### Try it
A line belongs in the answer if it contains "Downloads"; copy every such line from the entries below.

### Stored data
****************************************
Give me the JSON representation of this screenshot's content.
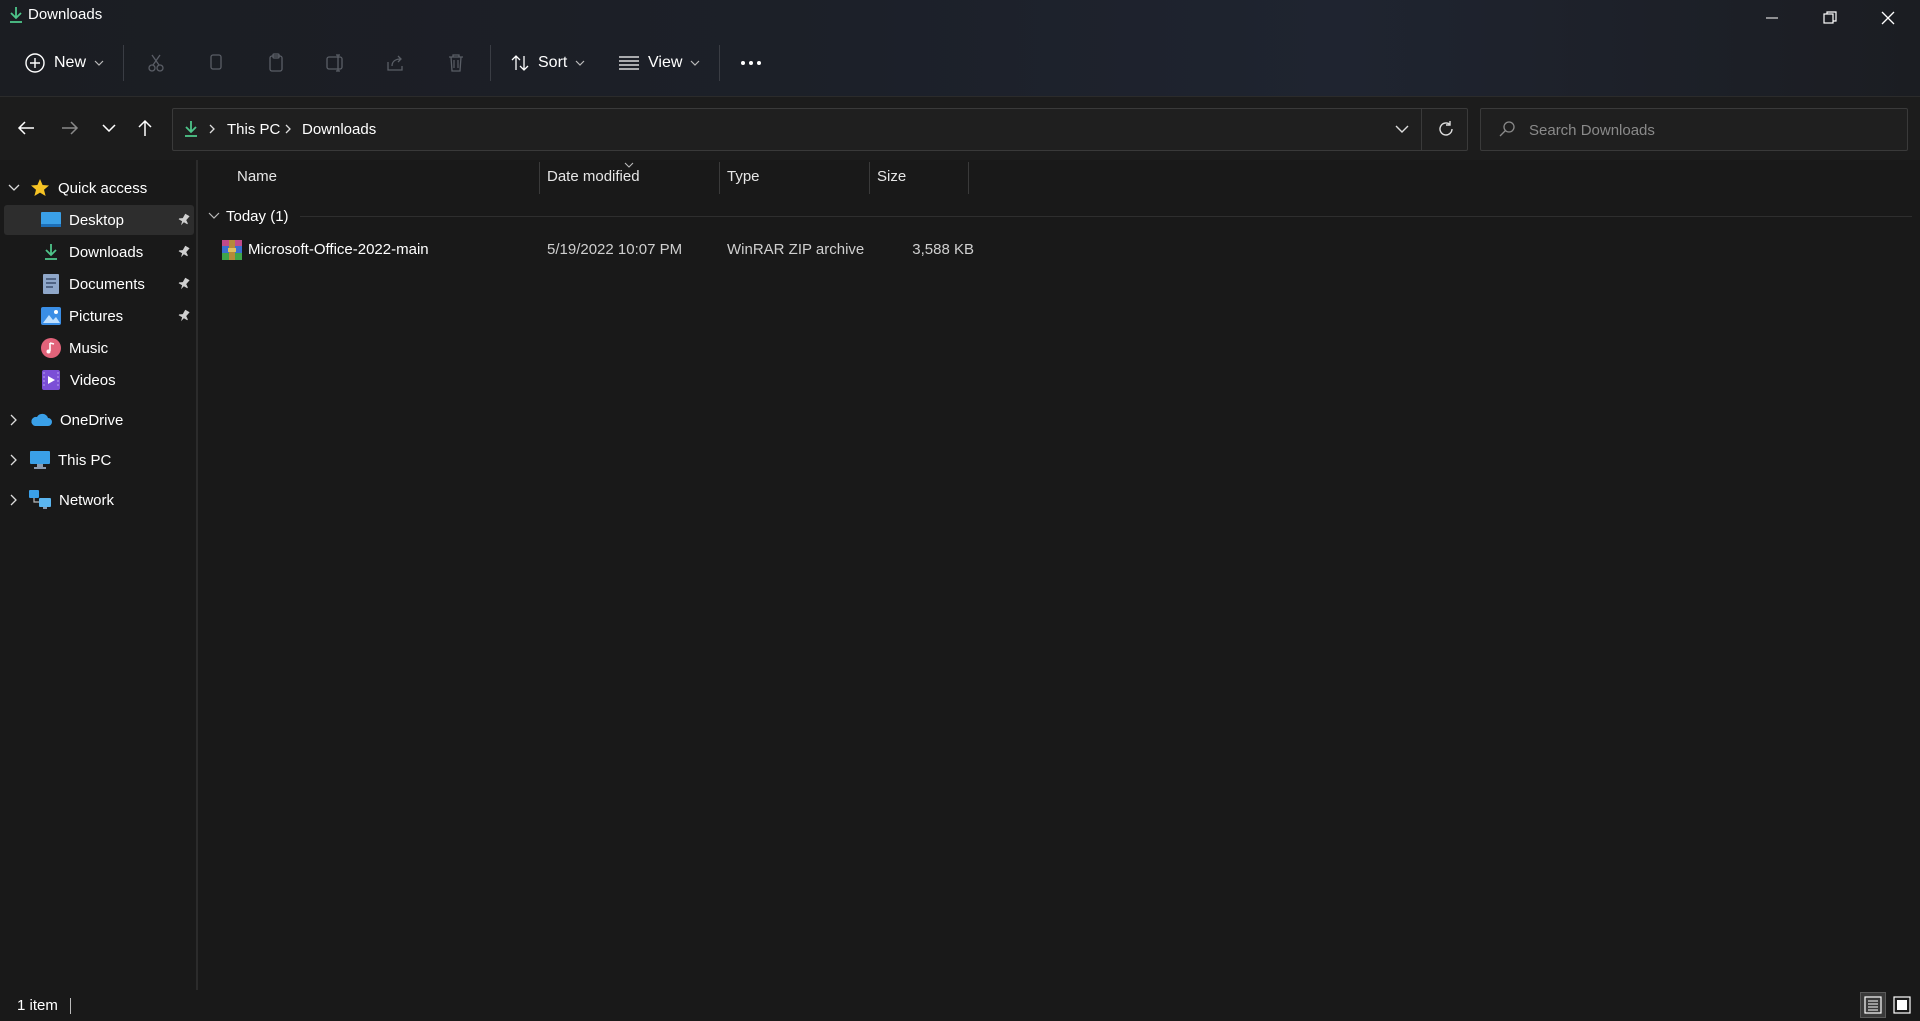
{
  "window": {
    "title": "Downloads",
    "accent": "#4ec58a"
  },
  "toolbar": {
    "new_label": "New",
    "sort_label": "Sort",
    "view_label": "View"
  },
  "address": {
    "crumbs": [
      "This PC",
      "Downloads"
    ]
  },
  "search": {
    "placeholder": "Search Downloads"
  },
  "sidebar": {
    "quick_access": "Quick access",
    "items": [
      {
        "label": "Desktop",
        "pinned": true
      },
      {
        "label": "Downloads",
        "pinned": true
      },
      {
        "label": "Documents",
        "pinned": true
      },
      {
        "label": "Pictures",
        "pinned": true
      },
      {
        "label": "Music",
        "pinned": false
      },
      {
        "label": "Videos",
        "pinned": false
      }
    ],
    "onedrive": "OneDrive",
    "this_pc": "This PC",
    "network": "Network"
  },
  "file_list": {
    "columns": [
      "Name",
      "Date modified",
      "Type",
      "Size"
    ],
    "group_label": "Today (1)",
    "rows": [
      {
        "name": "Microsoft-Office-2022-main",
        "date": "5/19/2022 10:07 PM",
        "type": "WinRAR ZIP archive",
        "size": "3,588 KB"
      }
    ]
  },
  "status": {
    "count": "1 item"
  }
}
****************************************
### Task result
    "title": "Downloads",
      "Downloads"
    "placeholder": "Search Downloads"
        "label": "Downloads",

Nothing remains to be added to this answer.